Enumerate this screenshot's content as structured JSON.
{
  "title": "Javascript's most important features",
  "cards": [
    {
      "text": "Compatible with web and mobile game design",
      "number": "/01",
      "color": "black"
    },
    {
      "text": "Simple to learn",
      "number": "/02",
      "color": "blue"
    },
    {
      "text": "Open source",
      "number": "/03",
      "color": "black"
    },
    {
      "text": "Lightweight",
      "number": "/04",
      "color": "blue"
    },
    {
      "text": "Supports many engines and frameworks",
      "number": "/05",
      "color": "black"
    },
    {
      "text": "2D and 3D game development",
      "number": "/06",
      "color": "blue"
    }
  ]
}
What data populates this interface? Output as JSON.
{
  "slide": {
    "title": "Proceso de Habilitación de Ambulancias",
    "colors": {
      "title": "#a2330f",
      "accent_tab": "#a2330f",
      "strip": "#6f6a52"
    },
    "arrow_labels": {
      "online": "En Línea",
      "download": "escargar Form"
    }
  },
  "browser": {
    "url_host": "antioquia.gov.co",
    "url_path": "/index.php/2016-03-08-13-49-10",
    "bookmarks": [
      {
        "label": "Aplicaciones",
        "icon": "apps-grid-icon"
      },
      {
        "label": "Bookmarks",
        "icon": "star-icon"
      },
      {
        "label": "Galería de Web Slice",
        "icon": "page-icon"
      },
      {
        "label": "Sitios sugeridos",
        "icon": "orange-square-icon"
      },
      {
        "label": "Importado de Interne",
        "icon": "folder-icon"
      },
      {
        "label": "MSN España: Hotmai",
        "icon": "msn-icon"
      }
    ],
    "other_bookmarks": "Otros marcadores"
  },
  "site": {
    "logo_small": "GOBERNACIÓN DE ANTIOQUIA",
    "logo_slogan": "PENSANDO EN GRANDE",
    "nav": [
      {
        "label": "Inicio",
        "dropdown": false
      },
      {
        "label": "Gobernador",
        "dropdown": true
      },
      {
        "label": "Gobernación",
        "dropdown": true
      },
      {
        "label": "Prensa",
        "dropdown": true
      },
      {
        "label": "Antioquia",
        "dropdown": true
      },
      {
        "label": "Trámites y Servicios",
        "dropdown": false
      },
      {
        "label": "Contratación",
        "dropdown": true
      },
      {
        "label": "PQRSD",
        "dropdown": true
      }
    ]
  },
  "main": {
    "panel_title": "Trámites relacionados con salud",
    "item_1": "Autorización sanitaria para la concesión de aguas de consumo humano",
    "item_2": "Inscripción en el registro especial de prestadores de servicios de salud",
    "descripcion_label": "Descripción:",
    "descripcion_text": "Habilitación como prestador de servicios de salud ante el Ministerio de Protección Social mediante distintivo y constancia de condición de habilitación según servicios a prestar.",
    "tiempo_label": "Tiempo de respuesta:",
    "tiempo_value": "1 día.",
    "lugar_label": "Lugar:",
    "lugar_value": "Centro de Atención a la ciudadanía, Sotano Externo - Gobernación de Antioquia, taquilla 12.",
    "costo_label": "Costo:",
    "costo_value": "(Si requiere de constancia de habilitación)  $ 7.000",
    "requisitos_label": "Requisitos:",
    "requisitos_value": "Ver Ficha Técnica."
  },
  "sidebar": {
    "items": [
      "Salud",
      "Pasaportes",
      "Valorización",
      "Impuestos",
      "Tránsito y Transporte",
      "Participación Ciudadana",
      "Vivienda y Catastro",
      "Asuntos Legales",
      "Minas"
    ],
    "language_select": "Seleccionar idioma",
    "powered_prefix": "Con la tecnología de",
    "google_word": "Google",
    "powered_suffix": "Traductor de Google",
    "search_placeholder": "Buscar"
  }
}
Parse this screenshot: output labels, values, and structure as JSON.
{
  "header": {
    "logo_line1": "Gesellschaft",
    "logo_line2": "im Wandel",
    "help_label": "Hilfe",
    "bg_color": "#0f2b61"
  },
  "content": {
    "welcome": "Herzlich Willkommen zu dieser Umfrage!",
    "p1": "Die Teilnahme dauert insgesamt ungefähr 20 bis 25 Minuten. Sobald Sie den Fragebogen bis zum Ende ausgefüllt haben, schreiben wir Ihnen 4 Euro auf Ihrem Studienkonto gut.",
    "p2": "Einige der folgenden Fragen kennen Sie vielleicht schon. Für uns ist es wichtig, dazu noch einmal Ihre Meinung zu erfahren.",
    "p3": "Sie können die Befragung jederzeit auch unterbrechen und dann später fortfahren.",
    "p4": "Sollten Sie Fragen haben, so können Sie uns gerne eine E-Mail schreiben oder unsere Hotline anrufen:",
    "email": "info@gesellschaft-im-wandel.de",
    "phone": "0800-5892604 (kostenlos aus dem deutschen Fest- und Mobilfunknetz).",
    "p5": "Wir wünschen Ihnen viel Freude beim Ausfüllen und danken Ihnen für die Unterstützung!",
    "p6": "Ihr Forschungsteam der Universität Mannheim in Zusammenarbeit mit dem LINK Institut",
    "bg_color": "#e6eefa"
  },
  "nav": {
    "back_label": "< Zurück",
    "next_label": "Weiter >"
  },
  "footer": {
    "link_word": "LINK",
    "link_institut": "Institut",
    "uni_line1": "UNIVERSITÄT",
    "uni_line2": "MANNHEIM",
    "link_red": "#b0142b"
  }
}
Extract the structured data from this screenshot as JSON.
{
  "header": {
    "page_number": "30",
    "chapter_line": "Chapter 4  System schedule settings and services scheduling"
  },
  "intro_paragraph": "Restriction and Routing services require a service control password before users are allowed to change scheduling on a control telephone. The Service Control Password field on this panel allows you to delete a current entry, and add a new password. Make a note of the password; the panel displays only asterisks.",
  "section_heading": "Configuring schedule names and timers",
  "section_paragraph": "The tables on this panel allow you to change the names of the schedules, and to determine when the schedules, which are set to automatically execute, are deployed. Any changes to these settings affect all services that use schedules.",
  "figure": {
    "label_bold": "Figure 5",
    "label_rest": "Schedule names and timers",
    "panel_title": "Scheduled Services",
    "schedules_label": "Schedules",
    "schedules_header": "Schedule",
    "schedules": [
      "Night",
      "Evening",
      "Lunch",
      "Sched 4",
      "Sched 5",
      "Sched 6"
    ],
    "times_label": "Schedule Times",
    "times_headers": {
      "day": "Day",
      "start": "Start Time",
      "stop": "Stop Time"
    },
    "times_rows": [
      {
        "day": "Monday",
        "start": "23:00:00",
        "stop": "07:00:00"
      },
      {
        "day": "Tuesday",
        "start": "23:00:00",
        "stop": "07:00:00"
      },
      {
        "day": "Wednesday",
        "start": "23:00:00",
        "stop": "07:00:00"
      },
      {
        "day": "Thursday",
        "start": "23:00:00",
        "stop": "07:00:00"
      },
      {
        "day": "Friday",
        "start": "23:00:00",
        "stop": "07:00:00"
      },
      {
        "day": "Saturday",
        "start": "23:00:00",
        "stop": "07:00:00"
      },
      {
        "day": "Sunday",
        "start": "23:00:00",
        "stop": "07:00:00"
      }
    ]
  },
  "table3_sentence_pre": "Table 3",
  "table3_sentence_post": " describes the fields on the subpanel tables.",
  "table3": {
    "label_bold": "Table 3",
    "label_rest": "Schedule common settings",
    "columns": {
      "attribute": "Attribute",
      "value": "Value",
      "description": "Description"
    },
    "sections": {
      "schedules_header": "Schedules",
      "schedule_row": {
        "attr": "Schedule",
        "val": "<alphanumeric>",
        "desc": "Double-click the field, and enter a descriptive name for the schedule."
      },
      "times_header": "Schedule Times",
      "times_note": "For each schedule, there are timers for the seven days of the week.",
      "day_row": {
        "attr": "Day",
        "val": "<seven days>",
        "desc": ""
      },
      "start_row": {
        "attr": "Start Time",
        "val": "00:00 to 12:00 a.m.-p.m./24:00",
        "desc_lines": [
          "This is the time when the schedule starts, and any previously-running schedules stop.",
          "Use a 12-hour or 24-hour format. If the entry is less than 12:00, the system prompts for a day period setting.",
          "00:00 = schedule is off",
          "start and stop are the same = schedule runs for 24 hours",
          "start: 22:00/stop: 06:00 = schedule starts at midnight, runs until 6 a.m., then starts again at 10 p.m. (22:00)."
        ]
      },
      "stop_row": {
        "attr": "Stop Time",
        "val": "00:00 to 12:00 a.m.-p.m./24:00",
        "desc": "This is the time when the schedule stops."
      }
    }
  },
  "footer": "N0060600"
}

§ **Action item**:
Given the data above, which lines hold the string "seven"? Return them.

§ **Written reply**:
      "times_note": "For each schedule, there are timers for the seven days of the week.",
        "val": "<seven days>",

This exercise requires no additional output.